• **TASK STATEMENT**: Lines with the word "working" in them must be copied from the records below.

[Start of section]

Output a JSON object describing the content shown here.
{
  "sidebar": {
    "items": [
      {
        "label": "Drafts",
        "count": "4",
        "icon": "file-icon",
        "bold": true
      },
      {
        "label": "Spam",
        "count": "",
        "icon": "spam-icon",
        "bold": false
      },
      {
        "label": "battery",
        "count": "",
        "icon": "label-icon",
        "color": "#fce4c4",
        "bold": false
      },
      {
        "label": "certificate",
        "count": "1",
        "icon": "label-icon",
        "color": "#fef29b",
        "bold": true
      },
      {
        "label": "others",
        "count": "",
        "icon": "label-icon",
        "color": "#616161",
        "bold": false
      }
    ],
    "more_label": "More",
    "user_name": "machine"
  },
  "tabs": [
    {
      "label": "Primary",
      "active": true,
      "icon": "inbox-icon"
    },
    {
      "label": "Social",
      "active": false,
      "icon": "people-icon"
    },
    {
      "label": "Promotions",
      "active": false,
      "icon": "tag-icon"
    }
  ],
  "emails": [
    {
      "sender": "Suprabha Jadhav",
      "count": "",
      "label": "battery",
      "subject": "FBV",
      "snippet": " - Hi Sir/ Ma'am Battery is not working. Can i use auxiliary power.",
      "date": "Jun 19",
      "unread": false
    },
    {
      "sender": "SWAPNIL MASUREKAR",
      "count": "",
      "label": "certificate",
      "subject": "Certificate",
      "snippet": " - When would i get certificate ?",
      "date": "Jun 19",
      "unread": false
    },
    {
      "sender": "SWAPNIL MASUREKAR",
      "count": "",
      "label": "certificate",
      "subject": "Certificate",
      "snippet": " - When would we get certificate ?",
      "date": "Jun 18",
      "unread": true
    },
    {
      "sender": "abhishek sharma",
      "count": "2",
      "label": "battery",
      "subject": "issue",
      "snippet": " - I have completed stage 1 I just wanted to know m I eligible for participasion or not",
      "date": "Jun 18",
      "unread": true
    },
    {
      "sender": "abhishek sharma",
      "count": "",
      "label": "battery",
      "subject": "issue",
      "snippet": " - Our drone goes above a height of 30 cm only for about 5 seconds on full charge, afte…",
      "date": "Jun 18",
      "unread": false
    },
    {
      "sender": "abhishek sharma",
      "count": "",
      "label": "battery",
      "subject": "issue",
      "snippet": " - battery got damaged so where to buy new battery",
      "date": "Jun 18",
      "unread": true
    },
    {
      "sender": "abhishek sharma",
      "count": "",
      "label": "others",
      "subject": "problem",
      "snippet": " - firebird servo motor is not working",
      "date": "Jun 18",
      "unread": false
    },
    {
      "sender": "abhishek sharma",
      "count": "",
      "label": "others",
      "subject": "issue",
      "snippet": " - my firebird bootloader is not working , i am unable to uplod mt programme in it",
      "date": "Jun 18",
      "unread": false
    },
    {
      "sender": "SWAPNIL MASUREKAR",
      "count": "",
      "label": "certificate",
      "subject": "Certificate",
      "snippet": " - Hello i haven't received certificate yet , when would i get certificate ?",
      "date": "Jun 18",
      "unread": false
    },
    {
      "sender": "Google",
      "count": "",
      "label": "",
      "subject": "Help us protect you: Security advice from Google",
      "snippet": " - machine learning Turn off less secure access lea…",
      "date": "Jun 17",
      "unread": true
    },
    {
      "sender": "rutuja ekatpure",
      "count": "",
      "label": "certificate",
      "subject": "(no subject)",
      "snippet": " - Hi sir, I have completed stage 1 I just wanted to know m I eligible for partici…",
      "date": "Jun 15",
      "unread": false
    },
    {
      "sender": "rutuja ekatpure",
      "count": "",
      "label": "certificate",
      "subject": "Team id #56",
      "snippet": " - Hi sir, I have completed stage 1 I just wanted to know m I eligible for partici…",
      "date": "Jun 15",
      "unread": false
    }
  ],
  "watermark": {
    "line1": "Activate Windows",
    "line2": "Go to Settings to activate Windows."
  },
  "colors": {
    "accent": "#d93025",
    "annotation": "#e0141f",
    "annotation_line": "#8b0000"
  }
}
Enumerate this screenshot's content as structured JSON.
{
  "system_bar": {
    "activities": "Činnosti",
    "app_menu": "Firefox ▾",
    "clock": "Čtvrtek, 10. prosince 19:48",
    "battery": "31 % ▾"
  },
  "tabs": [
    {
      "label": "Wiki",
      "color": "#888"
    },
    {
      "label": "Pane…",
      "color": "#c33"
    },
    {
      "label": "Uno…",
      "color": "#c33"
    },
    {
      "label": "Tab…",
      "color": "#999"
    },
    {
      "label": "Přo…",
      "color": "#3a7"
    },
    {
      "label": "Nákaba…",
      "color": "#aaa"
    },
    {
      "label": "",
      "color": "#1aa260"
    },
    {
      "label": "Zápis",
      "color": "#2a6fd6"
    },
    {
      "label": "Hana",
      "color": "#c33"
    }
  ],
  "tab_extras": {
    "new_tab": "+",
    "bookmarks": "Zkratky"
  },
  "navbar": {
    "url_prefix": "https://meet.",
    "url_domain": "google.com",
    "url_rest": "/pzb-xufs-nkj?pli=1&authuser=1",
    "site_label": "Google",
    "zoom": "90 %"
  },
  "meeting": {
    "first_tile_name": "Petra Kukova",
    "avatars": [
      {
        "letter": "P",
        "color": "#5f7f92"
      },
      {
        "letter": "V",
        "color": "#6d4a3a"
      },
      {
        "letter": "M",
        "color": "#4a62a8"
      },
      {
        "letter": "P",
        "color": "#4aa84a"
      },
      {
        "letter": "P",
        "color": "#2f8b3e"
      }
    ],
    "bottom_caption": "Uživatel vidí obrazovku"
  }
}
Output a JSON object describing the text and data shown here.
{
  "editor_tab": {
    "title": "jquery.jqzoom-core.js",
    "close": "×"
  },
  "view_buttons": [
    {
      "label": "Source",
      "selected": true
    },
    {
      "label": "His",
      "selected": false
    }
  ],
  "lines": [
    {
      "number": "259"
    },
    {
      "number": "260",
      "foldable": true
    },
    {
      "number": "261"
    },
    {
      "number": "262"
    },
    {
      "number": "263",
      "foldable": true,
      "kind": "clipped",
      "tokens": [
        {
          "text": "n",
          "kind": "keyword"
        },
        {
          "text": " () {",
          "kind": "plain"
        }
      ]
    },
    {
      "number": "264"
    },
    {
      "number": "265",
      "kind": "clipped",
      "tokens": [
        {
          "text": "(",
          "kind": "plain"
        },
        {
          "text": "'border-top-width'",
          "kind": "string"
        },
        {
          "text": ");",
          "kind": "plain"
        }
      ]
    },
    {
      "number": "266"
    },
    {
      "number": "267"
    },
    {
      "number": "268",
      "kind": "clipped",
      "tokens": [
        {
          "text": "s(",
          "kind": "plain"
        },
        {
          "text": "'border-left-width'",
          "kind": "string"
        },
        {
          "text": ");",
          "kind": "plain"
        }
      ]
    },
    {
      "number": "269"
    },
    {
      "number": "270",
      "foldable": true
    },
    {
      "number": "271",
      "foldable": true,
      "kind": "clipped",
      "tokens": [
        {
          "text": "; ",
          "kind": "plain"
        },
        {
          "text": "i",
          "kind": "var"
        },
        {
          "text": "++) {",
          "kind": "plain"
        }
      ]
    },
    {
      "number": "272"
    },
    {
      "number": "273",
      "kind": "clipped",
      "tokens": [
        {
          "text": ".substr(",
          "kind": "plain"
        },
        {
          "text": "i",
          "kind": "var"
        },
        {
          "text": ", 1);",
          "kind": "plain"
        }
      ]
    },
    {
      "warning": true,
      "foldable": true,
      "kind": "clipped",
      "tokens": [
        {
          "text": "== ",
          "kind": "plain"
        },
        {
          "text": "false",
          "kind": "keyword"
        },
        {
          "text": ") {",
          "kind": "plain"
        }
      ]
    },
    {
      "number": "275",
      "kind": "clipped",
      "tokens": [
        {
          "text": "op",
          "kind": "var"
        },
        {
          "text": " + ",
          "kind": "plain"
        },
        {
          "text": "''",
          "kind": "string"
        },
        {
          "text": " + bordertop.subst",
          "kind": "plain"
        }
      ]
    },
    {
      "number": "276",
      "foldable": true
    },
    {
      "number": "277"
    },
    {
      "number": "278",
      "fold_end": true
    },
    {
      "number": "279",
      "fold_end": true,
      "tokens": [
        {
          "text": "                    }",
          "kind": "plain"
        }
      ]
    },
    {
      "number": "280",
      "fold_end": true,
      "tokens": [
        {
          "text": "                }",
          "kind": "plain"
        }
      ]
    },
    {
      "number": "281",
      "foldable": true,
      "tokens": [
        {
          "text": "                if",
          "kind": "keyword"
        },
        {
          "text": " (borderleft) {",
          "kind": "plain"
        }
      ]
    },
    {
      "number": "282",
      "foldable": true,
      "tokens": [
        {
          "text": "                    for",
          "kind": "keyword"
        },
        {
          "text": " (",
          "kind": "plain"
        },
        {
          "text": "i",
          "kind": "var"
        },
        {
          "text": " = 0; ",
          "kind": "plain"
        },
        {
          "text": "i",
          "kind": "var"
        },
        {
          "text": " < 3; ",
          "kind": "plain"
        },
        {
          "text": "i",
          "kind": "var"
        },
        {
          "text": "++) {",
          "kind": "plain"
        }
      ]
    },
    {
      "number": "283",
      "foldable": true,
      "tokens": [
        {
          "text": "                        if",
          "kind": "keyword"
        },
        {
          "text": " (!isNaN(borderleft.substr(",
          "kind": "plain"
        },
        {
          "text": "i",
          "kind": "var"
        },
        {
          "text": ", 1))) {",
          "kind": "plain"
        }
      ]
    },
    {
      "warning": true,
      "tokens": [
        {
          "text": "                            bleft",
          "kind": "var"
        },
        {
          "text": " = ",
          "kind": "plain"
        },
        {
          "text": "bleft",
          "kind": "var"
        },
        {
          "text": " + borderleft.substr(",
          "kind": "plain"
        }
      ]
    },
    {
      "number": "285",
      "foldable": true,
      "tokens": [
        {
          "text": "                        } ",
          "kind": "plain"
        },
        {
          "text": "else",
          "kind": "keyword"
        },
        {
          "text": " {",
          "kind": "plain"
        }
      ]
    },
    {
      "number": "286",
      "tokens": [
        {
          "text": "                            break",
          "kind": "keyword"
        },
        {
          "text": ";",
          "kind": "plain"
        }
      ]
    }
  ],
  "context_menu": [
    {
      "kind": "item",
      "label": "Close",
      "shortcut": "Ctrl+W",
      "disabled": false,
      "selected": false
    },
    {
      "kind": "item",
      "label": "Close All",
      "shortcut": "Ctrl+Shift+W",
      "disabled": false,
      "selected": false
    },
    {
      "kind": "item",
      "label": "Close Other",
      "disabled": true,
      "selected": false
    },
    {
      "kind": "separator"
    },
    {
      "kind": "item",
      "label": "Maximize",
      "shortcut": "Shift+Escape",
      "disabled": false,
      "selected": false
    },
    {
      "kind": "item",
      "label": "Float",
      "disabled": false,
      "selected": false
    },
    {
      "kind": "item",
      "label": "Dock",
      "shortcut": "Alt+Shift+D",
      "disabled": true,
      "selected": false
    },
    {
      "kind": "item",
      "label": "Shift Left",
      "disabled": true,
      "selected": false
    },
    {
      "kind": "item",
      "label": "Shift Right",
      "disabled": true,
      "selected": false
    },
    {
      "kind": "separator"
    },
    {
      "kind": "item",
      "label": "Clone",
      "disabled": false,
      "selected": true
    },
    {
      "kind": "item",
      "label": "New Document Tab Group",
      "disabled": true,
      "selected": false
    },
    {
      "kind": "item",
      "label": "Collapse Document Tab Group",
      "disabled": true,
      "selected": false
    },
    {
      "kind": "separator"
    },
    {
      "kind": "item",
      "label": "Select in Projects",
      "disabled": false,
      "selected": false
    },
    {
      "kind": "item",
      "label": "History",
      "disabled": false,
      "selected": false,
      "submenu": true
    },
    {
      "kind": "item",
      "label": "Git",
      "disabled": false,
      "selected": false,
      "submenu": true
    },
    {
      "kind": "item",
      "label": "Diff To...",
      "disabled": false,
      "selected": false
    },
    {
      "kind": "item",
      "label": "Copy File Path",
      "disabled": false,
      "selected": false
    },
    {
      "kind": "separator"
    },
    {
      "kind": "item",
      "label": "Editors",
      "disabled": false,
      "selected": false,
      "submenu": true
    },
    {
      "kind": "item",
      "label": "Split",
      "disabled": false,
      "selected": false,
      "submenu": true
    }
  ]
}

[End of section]

• **WRITTEN SOLUTION**:
      "snippet": " - Hi Sir/ Ma'am Battery is not working. Can i use auxiliary power.",
      "snippet": " - firebird servo motor is not working",
      "snippet": " - my firebird bootloader is not working , i am unable to uplod mt programme in it",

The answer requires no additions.